Implicit in this strategy is a long drawn out “Cold War” between the United States and China which promises to be more intense in strategic brinkmanship than the earlier Cold War between the West and the Soviet Union and its allies. Spill-overs in terms of short limited wars or military interventions or military confrontations cannot be ruled out.
The other major point made above by President Obama is that the United States would not shirk to defend the American people and American values through strength of arms and rule of law. This assertion declaratory in nature makes it clear the sequence that the United States would adopt. In any case no country in the world including the United States itself has bothered about international law and conventions when it comes to upholding American security interests.

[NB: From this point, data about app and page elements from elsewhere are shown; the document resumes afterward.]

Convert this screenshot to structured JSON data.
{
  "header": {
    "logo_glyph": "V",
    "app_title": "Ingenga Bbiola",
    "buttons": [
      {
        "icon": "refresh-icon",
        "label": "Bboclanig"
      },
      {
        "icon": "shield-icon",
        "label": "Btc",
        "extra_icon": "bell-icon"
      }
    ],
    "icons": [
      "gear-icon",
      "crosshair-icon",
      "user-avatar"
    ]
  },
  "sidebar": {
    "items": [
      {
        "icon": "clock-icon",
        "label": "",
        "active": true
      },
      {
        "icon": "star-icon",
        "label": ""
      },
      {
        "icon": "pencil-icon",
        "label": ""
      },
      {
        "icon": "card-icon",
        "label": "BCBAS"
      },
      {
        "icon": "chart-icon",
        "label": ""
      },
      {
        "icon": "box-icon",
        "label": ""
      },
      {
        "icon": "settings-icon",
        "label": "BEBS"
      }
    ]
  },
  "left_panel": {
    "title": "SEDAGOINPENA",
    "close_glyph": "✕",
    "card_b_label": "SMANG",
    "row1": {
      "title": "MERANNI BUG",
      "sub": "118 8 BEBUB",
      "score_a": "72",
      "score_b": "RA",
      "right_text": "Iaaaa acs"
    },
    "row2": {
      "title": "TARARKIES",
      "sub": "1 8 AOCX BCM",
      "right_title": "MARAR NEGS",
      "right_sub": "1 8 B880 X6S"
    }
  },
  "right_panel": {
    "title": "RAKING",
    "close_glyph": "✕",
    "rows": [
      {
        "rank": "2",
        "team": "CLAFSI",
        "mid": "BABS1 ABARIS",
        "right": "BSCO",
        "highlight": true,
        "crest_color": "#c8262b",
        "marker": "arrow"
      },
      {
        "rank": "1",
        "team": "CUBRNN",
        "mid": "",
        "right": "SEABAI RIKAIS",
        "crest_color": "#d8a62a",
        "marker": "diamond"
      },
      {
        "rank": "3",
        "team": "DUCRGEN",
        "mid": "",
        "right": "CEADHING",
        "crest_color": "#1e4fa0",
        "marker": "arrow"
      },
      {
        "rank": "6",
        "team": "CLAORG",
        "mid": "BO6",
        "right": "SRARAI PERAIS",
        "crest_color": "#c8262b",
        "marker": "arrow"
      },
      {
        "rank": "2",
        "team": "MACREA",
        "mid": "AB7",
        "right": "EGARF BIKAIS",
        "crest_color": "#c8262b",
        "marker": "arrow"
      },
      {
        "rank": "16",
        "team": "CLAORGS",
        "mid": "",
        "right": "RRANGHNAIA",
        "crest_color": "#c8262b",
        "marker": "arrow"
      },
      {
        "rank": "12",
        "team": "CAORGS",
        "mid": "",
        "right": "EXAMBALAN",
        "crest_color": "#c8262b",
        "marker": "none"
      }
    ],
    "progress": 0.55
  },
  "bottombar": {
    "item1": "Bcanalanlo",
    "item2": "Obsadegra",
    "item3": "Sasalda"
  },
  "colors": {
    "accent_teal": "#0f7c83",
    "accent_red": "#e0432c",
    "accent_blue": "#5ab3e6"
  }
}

Defence of the American people and defence of American values are far too wide terms which can imperially be stretched and overstretched by the United States to justify its wars and military interventions. Most of these would fall into the pattern of “wars of choice”.
In view of the foregoing discussion it should be fairly evident by now that “enduring security” and ‘lasting peace” are a luxury which the United States can ill-afford or would be inclined to opt for. Opting for the latter course would entail conceding United States global strategic primacy and predominance. Wars and military interventions seem to be a part of United States Manifest Destiny as long as it wishes to uphold its status as the singular global superpower.
Sunday, January 27, 2013
Posted by Professional Matters at 6:12 PM